The Church recently received a Good Neighbor Award from the United States-Mexico Chamber of Commerce — the first religious organization to ever be singled out for this honor, according to LDS Church Public Affairs.
The award was presented May 24 at the Organization of American States headquarters in Washington, D.C. Troy Dow, a member of the LDS Public Affairs Committee in Washington D.C., and Elder Gordon Smith, an Area Seventy and a former Oregon Senator, received the award on behalf of the Church and its 16 million members, according to former Chairman of the U.S.-Mexico Chamber of Commerce Stuart Dye.
Dye presented the award with Duane Zobrist, a previous Chairman Emeritus of the Chamber, and described the Church during the ceremony as "a premier resource for saving lives and rendering assistance to so many in such devastating circumstances."

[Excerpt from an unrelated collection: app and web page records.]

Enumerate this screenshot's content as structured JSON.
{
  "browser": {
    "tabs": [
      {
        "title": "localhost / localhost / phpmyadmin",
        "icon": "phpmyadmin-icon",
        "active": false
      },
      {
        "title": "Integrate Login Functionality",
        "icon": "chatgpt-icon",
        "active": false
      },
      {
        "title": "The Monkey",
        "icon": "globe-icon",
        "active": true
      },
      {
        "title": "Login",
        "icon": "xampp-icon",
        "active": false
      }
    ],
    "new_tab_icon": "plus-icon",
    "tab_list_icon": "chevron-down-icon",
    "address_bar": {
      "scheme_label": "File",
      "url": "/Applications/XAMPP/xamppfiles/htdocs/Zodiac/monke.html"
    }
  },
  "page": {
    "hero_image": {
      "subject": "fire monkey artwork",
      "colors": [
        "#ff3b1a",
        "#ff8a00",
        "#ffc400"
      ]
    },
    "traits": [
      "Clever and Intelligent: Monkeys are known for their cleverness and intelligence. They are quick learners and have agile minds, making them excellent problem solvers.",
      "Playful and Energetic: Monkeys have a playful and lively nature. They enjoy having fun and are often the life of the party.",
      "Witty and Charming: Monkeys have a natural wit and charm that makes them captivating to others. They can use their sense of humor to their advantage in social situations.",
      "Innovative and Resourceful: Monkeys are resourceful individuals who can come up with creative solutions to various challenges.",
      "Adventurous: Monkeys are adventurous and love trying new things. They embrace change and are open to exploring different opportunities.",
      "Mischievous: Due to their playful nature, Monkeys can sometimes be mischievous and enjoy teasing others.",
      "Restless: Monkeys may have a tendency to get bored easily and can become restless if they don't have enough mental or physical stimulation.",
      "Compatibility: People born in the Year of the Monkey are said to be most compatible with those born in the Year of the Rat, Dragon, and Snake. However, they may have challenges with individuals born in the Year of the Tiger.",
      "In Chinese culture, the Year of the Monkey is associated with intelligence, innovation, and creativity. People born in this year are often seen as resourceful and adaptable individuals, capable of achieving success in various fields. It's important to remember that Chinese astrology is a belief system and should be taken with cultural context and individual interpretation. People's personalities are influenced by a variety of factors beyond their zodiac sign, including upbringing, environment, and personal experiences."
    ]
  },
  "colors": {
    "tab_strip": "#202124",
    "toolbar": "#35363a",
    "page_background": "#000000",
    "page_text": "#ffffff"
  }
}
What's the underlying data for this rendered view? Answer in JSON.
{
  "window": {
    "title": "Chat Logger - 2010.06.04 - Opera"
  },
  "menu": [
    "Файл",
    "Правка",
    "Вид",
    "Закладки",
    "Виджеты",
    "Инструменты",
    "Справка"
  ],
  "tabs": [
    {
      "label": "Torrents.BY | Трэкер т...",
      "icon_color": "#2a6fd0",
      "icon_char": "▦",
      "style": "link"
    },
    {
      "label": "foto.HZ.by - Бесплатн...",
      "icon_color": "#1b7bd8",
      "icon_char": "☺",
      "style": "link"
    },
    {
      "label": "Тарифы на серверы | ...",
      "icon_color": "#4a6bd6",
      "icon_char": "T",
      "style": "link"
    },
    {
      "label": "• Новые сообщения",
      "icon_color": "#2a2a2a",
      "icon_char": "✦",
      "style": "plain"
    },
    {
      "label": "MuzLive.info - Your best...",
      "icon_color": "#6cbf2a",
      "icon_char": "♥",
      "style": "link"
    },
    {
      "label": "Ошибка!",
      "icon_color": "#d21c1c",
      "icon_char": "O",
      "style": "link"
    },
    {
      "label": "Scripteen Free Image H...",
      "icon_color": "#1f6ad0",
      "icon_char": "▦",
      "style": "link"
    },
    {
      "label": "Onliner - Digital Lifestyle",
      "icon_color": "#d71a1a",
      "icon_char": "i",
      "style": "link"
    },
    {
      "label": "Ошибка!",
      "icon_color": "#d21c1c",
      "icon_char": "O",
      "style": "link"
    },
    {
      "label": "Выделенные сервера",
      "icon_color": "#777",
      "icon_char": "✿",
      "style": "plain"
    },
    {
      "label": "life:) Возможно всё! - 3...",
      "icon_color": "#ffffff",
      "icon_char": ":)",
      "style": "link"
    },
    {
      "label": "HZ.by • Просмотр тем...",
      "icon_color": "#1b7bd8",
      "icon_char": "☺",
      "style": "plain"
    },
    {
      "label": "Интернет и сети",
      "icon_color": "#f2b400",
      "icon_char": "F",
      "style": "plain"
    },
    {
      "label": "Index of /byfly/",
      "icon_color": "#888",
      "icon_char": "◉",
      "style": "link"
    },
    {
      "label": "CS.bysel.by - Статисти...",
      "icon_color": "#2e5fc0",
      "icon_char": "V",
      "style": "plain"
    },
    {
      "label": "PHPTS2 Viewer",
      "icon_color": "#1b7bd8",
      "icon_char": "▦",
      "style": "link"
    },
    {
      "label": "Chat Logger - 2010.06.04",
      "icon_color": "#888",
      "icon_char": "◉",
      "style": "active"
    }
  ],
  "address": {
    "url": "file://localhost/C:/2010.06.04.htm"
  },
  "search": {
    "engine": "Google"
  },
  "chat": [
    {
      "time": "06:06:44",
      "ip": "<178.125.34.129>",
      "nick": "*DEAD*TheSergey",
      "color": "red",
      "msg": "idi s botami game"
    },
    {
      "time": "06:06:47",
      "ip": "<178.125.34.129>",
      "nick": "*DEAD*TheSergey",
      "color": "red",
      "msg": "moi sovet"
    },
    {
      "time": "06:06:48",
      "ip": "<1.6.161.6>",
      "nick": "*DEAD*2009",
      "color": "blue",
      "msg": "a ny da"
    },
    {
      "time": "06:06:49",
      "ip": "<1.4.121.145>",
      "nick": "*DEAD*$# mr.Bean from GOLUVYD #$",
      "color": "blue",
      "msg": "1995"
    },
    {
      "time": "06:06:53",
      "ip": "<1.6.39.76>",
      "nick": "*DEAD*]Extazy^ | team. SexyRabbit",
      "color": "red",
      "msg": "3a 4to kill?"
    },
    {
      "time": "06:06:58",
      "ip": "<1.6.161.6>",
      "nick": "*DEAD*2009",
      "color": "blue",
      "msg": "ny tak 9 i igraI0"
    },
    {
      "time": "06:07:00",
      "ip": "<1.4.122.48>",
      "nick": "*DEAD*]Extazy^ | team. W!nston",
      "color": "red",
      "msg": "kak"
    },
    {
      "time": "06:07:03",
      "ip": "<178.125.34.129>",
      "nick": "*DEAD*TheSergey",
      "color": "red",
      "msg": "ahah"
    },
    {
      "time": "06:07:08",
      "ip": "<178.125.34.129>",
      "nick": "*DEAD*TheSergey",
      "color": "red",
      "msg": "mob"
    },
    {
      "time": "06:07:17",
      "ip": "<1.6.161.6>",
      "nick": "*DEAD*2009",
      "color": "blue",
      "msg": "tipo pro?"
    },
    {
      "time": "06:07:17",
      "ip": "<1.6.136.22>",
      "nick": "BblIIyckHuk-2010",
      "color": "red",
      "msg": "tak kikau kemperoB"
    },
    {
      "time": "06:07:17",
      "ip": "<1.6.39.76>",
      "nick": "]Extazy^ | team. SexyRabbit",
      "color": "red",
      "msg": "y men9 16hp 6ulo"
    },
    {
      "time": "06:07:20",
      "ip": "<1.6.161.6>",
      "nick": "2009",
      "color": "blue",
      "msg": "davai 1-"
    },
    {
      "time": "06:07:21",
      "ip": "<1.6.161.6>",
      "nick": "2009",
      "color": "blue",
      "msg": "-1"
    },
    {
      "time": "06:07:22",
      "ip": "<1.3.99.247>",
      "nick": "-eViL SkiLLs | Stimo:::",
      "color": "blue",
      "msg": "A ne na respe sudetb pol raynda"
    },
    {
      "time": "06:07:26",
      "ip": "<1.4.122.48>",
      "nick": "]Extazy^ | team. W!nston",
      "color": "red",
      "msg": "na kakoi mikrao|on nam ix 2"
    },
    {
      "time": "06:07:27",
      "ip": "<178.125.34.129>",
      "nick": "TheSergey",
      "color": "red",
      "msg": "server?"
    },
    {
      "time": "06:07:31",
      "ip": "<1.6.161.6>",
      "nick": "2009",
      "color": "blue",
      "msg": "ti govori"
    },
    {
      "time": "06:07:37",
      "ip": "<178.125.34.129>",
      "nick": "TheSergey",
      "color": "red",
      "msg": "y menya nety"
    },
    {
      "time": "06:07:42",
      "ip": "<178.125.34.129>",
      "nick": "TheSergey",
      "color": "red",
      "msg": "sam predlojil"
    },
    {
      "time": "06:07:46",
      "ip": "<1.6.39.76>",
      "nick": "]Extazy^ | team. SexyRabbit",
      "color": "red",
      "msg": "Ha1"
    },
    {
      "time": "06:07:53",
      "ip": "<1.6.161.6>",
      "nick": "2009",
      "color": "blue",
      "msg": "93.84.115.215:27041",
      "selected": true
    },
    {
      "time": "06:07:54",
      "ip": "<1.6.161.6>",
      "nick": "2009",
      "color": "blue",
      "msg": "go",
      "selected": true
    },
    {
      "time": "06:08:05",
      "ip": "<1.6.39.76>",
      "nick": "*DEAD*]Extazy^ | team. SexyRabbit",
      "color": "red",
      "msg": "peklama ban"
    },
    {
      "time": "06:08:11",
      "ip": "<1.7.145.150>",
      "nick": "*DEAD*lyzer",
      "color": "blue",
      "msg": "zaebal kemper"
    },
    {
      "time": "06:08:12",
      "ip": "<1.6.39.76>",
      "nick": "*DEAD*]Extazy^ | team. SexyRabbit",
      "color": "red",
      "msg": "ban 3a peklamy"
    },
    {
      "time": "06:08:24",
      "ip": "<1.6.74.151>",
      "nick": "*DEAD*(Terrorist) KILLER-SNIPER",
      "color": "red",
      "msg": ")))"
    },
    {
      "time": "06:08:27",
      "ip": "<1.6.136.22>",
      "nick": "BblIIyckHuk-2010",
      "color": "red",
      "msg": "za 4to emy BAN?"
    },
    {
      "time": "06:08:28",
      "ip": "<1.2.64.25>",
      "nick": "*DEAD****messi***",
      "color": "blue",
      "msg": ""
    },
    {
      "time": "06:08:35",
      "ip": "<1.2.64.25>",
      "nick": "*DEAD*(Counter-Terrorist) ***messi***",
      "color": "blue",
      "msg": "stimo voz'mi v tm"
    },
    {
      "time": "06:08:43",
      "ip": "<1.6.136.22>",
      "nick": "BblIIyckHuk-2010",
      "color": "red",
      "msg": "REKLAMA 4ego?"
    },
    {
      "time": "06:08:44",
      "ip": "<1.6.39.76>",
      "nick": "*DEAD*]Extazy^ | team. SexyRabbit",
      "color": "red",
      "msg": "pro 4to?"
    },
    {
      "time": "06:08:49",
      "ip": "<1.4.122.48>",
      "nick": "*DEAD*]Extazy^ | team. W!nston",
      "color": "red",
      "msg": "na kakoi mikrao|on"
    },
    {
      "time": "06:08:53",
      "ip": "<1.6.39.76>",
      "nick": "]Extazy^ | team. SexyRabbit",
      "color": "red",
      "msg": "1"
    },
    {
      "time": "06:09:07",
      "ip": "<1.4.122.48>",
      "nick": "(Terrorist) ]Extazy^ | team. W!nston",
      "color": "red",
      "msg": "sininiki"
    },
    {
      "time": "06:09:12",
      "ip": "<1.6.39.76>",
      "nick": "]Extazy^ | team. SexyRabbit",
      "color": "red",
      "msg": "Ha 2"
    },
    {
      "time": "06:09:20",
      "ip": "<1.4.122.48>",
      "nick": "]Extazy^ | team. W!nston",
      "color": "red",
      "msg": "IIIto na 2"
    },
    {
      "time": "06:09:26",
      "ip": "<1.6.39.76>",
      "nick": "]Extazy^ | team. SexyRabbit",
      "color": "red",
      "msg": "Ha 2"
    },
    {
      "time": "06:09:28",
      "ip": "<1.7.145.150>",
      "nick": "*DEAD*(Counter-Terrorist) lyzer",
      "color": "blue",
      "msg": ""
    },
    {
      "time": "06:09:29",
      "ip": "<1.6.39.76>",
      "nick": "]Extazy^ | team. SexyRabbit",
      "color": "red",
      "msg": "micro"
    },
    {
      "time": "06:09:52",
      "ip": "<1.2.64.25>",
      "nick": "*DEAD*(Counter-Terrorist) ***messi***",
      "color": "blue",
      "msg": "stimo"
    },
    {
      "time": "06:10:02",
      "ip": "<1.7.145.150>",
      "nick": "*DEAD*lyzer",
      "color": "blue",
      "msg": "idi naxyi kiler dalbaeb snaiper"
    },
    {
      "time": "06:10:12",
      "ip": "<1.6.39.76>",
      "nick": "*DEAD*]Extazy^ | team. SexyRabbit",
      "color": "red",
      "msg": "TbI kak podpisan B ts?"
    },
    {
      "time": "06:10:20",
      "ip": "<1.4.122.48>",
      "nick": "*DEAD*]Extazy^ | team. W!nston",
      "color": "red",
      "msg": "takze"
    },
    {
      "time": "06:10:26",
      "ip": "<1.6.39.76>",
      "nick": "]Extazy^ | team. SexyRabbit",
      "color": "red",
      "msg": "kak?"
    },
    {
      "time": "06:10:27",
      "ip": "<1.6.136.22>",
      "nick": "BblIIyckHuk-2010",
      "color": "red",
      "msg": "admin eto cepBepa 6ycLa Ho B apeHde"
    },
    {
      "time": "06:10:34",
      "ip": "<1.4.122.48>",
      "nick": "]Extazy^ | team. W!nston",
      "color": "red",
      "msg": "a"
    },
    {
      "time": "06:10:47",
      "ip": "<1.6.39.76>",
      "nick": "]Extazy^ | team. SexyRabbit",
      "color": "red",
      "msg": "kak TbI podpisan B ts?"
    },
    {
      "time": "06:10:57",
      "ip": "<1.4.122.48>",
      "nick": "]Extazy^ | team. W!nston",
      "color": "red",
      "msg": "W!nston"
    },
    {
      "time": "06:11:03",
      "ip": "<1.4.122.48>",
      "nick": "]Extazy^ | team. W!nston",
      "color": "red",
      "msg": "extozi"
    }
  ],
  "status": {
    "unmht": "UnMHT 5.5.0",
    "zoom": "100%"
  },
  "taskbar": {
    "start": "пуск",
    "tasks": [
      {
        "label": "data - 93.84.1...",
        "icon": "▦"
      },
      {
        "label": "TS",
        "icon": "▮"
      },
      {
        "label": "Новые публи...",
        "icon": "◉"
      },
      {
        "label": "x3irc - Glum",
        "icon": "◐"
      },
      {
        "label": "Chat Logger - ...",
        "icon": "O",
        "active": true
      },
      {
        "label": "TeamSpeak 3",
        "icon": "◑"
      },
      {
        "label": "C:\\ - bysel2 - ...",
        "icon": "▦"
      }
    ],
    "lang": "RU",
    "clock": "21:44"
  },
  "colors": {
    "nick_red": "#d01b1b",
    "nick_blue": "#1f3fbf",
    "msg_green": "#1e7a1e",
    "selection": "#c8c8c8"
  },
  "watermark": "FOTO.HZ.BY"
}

He continued that during the months following Hurricanes Maria, Irma and Harvey, 11,000 to 16,000 Mormon Helping Hands Volunteers were continuously deployed throughout the disaster areas, which he called "the single largest natural disaster coordinated response ever undertaken by the Church of Jesus Christ of Latter-day Saints"; and Helping Hands Volunteers mucked out over 15,000 homes. In Mexico, over 150,000 homes were damaged in earthquakes, and the Church provided hundreds of tons of supplies and assisted in reconstructing over 350 homes.
Dye said the total man-hours volunteered by members of the Church in the United States, Puerto Rico, the Virgin Islands and Mexico exceed 1 million.
"These thousands of LDS volunteers reached out to help not only members of their church but to neighbors and entire communities who were total strangers to clean up, salvage and rebuild," Dye said.
He also said he tried to answer the question of why the Church does humanitarian work.
"Because we are disciples of Jesus Christ, we endeavor to live and serve as He would have us live and serve," he said. "This effort was simply a manifestation of our love of Christ and our commitment to His discipleship."
Elder Smith said though the Church didn't do the humanitarian work to receive recognition, the Good Neighbor Award puts the Church "on the map" among people who still value the eternal principles of kindness, compassion and service; the award also "breaks down border" during a time of increased controversy surrounding the United States-Mexico border.
"I think it breaks down borders in the sense that we recognize that our relationship to our Heavenly Father does not know borders," he said. "It evidences that we understand our relationship one to another without regard to nationality or race or ethnicity or even religion and that we're all God's children. All deserve our compassion and our charity and our service when times of need strike."
According to the organization's website, the Good Neighbor Awards "honors public and private sector leaders for their vision and commitment to mutually beneficial relations between Mexico and the United States." The U.S.-Mexico relationship is important to hemispheric relations, and the Chamber "salutes the individuals and corporations that have led the way toward greater cooperation and partnership between our nations."
Other 2018 recipients of the Good Neighbor Awards include Ambassador Thomas A. Shannon, U.S. Department of State Undersecretary for Political Affairs; the Hon. Roberta S. Jacobson, U.S. Ambassador to Mexico; the American Red Cross and Cruz Roja Mexicana for their united efforts during Hurricanes Harvey, Irma and Maria and the Mexico earthquake.
The United States-Mexico Chamber of Commerce was established in 1973 as a non-profit business association "to promote trade, investment and joint ventures on both sides of the border." They are now "the leading binational business organization working to build mutually beneficial trade and investment relationships in the Americas," and their mission is to promote business between the United States and Mexico, according to their website. They operate through nine offices in Mexico and eight in the United States.